• The task
Copy out exactly the lines below that run from the one holding "Serialize everything readable" to the one holding "Convert this screenshot", keeping both of those lines and no others.

• Extracted data entries
================

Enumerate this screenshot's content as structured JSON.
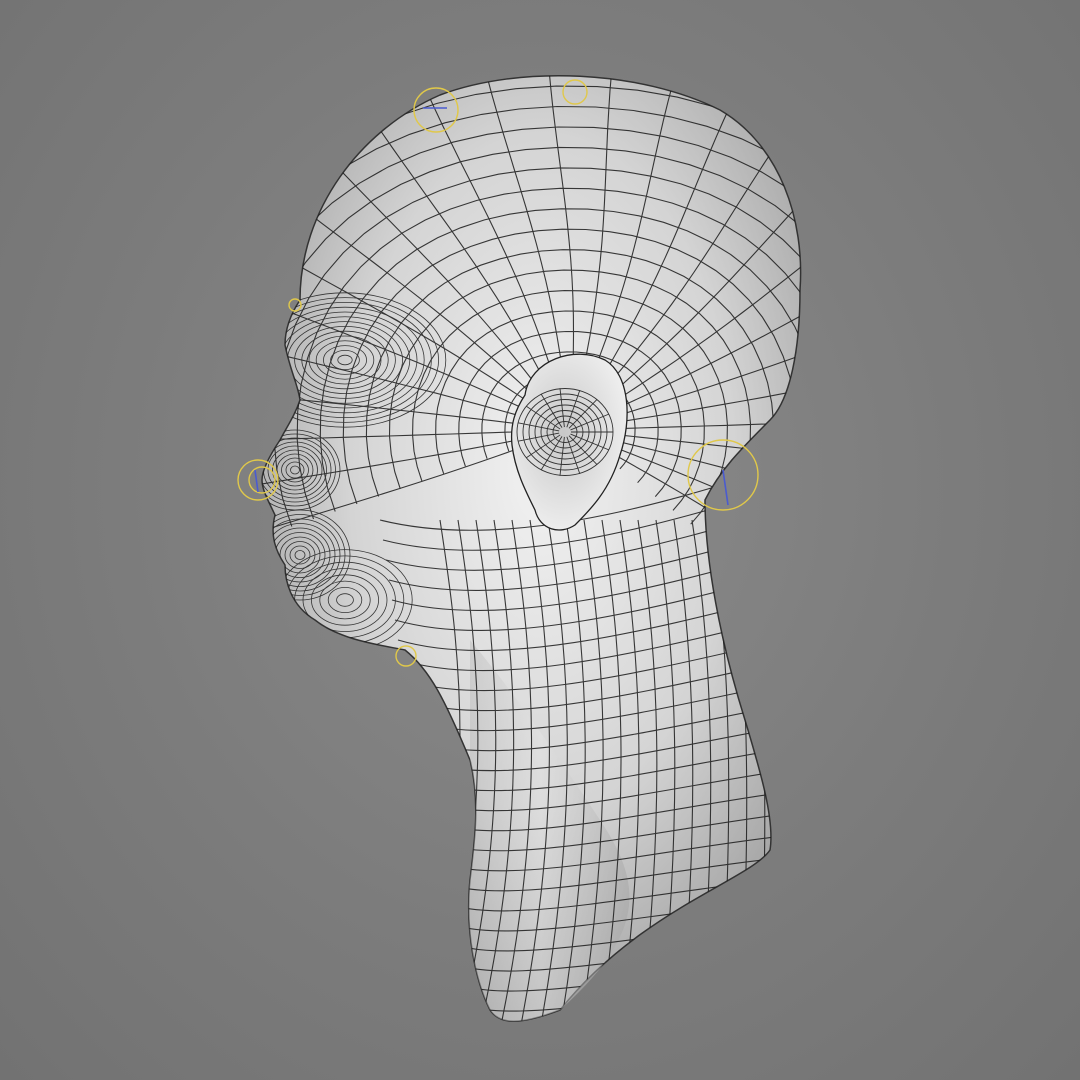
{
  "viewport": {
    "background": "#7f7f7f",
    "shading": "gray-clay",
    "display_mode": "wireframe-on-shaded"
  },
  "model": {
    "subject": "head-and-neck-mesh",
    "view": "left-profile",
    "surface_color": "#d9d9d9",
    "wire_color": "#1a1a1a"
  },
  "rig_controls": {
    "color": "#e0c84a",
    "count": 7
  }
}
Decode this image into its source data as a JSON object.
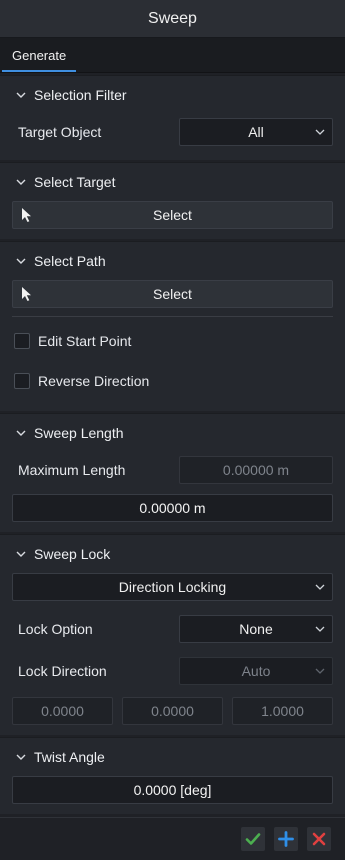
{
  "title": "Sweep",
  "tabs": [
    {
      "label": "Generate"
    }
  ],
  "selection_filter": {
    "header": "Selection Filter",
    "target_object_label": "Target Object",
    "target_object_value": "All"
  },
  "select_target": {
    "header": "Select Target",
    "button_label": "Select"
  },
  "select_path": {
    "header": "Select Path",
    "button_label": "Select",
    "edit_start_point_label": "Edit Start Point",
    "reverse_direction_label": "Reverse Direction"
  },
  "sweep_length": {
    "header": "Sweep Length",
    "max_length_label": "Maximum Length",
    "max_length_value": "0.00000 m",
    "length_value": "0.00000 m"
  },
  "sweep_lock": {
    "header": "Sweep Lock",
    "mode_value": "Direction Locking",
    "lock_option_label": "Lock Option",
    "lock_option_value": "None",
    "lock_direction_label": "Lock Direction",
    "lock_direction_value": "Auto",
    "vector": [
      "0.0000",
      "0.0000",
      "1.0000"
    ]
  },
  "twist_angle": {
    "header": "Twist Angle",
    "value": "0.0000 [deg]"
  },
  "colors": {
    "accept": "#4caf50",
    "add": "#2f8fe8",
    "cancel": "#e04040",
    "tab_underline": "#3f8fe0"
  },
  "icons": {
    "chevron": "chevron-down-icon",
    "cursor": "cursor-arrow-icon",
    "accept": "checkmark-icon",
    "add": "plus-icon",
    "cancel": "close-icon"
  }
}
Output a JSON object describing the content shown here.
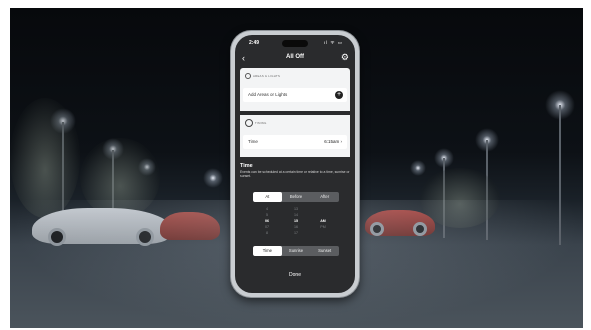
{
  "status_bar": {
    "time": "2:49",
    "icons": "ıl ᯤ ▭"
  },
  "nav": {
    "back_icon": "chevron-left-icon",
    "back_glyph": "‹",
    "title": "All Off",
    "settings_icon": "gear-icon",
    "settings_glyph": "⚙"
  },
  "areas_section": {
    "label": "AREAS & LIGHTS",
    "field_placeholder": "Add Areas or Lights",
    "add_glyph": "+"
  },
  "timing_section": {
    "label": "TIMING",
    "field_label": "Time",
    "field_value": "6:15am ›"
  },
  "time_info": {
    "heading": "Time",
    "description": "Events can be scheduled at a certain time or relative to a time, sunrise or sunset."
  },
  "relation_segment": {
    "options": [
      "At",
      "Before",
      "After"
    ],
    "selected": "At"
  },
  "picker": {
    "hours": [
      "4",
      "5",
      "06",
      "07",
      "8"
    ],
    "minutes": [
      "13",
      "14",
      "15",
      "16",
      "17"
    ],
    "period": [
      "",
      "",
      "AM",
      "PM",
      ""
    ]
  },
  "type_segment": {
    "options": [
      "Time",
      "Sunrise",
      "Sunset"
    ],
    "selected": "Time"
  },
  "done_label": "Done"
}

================

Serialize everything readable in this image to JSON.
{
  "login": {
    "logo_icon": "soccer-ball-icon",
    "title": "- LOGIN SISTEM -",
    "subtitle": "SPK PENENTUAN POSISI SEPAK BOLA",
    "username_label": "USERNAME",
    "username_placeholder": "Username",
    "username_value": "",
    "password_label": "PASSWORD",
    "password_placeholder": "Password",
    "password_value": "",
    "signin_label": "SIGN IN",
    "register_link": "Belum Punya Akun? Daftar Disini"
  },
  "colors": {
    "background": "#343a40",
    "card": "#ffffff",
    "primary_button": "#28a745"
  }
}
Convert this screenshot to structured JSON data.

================

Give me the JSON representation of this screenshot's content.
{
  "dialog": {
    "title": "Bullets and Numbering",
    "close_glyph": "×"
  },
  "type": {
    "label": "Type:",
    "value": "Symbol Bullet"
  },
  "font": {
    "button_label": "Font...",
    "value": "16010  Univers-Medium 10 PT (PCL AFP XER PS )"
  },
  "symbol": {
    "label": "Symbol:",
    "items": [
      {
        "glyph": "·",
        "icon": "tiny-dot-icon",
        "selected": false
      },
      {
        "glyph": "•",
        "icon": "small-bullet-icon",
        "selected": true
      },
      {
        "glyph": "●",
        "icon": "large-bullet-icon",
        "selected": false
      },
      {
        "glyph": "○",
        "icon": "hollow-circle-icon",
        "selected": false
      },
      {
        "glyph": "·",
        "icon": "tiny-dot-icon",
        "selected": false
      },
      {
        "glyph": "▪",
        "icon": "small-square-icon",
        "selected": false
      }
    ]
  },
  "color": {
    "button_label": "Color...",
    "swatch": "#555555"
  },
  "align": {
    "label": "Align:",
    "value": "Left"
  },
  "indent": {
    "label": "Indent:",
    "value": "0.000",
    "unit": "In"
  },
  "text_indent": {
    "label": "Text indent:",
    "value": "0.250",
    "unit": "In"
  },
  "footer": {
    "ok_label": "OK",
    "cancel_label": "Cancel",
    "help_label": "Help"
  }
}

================

• Exercise solution
Serialize everything readable in this image to JSON.
{
  "login": {
    "logo_icon": "soccer-ball-icon",
    "title": "- LOGIN SISTEM -",
    "subtitle": "SPK PENENTUAN POSISI SEPAK BOLA",
    "username_label": "USERNAME",
    "username_placeholder": "Username",
    "username_value": "",
    "password_label": "PASSWORD",
    "password_placeholder": "Password",
    "password_value": "",
    "signin_label": "SIGN IN",
    "register_link": "Belum Punya Akun? Daftar Disini"
  },
  "colors": {
    "background": "#343a40",
    "card": "#ffffff",
    "primary_button": "#28a745"
  }
}
Convert this screenshot to structured JSON data.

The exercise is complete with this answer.